§ Provided information:
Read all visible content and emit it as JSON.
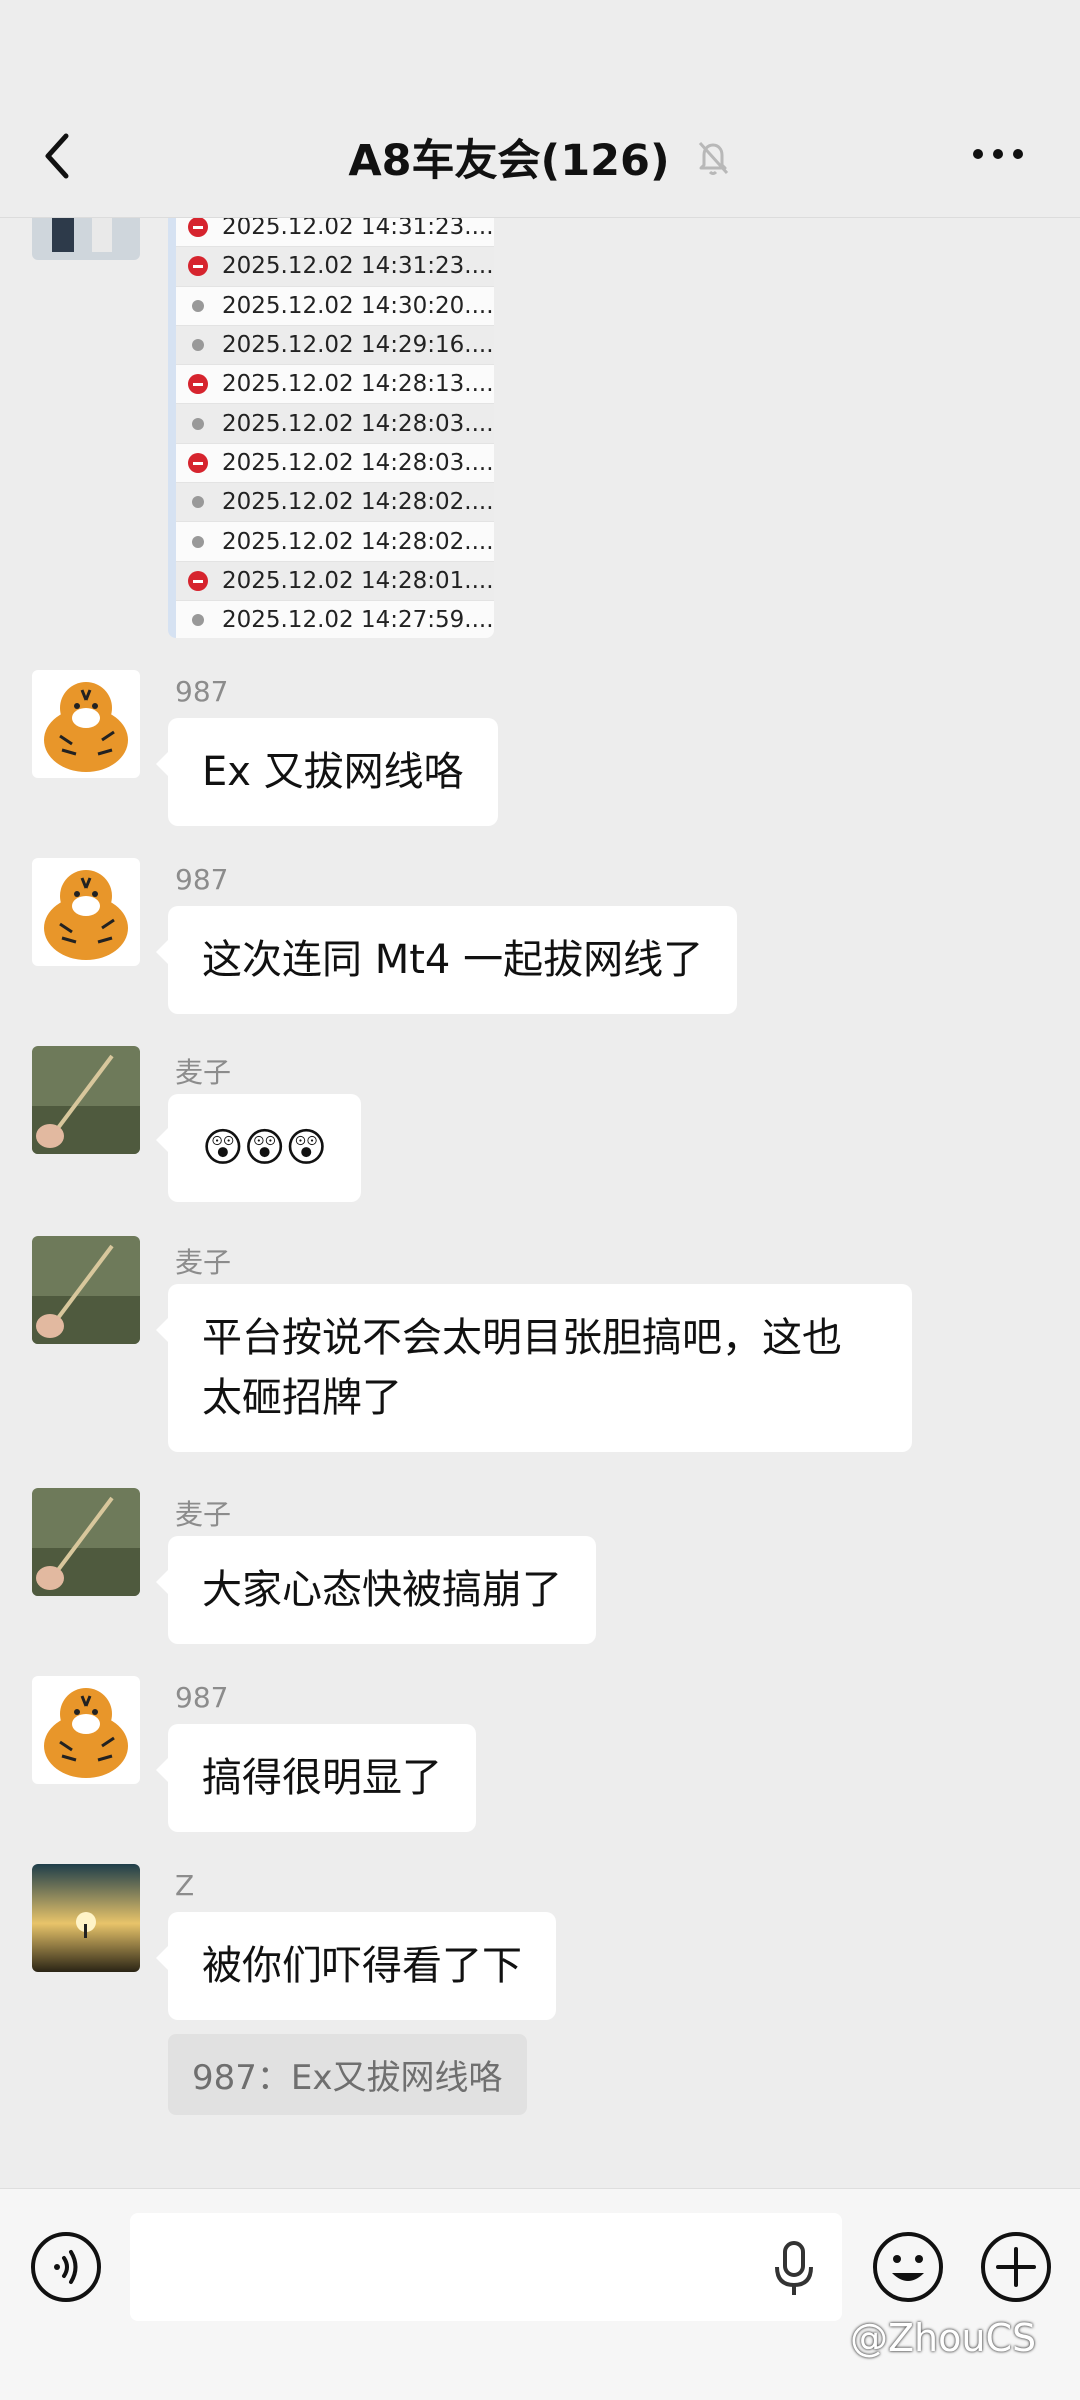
{
  "header": {
    "title": "A8车友会(126)",
    "back_icon": "chevron-left-icon",
    "mute_icon": "bell-off-icon",
    "more_icon": "more-dots-icon"
  },
  "log_image": {
    "rows": [
      {
        "time": "2025.12.02 14:31:23....",
        "status": "error"
      },
      {
        "time": "2025.12.02 14:31:23....",
        "status": "error"
      },
      {
        "time": "2025.12.02 14:30:20....",
        "status": "info"
      },
      {
        "time": "2025.12.02 14:29:16....",
        "status": "info"
      },
      {
        "time": "2025.12.02 14:28:13....",
        "status": "error"
      },
      {
        "time": "2025.12.02 14:28:03....",
        "status": "info"
      },
      {
        "time": "2025.12.02 14:28:03....",
        "status": "error"
      },
      {
        "time": "2025.12.02 14:28:02....",
        "status": "info"
      },
      {
        "time": "2025.12.02 14:28:02....",
        "status": "info"
      },
      {
        "time": "2025.12.02 14:28:01....",
        "status": "error"
      },
      {
        "time": "2025.12.02 14:27:59....",
        "status": "info"
      }
    ]
  },
  "messages": [
    {
      "sender": "987",
      "text": "Ex 又拔网线咯"
    },
    {
      "sender": "987",
      "text": "这次连同 Mt4 一起拔网线了"
    },
    {
      "sender": "麦子",
      "text": "😲😲😲"
    },
    {
      "sender": "麦子",
      "text": "平台按说不会太明目张胆搞吧，这也太砸招牌了"
    },
    {
      "sender": "麦子",
      "text": "大家心态快被搞崩了"
    },
    {
      "sender": "987",
      "text": "搞得很明显了"
    },
    {
      "sender": "Z",
      "text": "被你们吓得看了下"
    }
  ],
  "quote": {
    "text": "987：Ex又拔网线咯"
  },
  "input_bar": {
    "placeholder": "",
    "voice_icon": "voice-icon",
    "mic_icon": "mic-icon",
    "emoji_icon": "emoji-icon",
    "plus_icon": "plus-icon"
  },
  "watermark": {
    "text": "@ZhouCS"
  }
}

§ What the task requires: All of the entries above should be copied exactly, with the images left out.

§ Answer to this problem:
Read all visible content and emit it as JSON.
{
  "header": {
    "title": "A8车友会(126)",
    "back_icon": "chevron-left-icon",
    "mute_icon": "bell-off-icon",
    "more_icon": "more-dots-icon"
  },
  "log_image": {
    "rows": [
      {
        "time": "2025.12.02 14:31:23....",
        "status": "error"
      },
      {
        "time": "2025.12.02 14:31:23....",
        "status": "error"
      },
      {
        "time": "2025.12.02 14:30:20....",
        "status": "info"
      },
      {
        "time": "2025.12.02 14:29:16....",
        "status": "info"
      },
      {
        "time": "2025.12.02 14:28:13....",
        "status": "error"
      },
      {
        "time": "2025.12.02 14:28:03....",
        "status": "info"
      },
      {
        "time": "2025.12.02 14:28:03....",
        "status": "error"
      },
      {
        "time": "2025.12.02 14:28:02....",
        "status": "info"
      },
      {
        "time": "2025.12.02 14:28:02....",
        "status": "info"
      },
      {
        "time": "2025.12.02 14:28:01....",
        "status": "error"
      },
      {
        "time": "2025.12.02 14:27:59....",
        "status": "info"
      }
    ]
  },
  "messages": [
    {
      "sender": "987",
      "text": "Ex 又拔网线咯"
    },
    {
      "sender": "987",
      "text": "这次连同 Mt4 一起拔网线了"
    },
    {
      "sender": "麦子",
      "text": "😲😲😲"
    },
    {
      "sender": "麦子",
      "text": "平台按说不会太明目张胆搞吧，这也太砸招牌了"
    },
    {
      "sender": "麦子",
      "text": "大家心态快被搞崩了"
    },
    {
      "sender": "987",
      "text": "搞得很明显了"
    },
    {
      "sender": "Z",
      "text": "被你们吓得看了下"
    }
  ],
  "quote": {
    "text": "987：Ex又拔网线咯"
  },
  "input_bar": {
    "placeholder": "",
    "voice_icon": "voice-icon",
    "mic_icon": "mic-icon",
    "emoji_icon": "emoji-icon",
    "plus_icon": "plus-icon"
  },
  "watermark": {
    "text": "@ZhouCS"
  }
}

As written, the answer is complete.